1st. looks like a good weld...but actually it isn't correct. Notice how grey the weld looks...that's running too hot...may get a decent weld, but wont pass a weld test. The heat lines should also be close to the weld like in pic 2. Quick evidence of too much heat, that you can see while welding, where you cannot see the grey color while welding.
2nd. this is exactly what a good stainless weld looks like. some pinks and blues...NO GREY. this is correct heat.
Stainless needs to be back purged with argon. If you don't, then the chromium comes to the surface as chromium oxide and will lead to cracks (sometimes immediately visible) and ultimately a short weld life. So if you do tubing, the tube needs to be taped shut and filled with a constant flow of argon through it. If you do this, then the inside of that weld will look exactly like the outside...if not then you get the Cr-oxide like this..
The funny thing about SS is that when you are having trouble...turn the heat (amps) DOWN....where as with regular steel you may want to go UP.
If you have access to a TIG machine with PULSE...USE IT. It controls the amps in a square wave and sort of clips it...prevents excess heat going into the metal and causing the chromium to surface. If you don't have pulse...then you strike an arc...make a pool, dab, then reduce the arc to almost nothing allowing the puddle to almost cool off...then move, and repeat. You cannot (easily) weld SS in a normal flowing line like with 1018....unless you are DEAD on with you heat and speed of travel, or use pulse...then you can weld it like butter.

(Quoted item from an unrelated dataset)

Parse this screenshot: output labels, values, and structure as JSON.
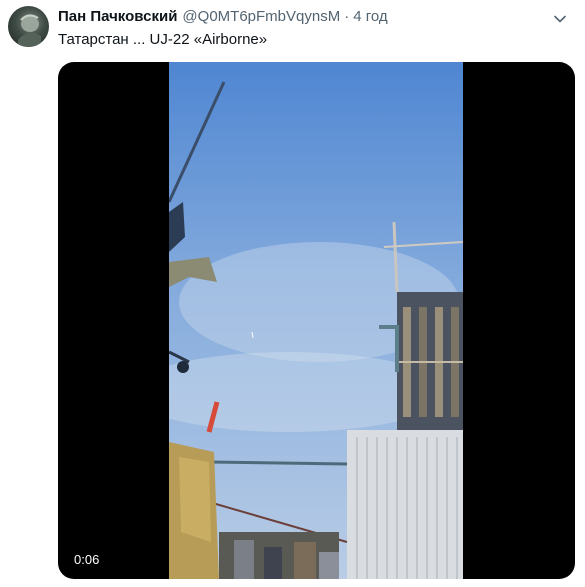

You can polish off the colors after you are done and get a pristine weld like below.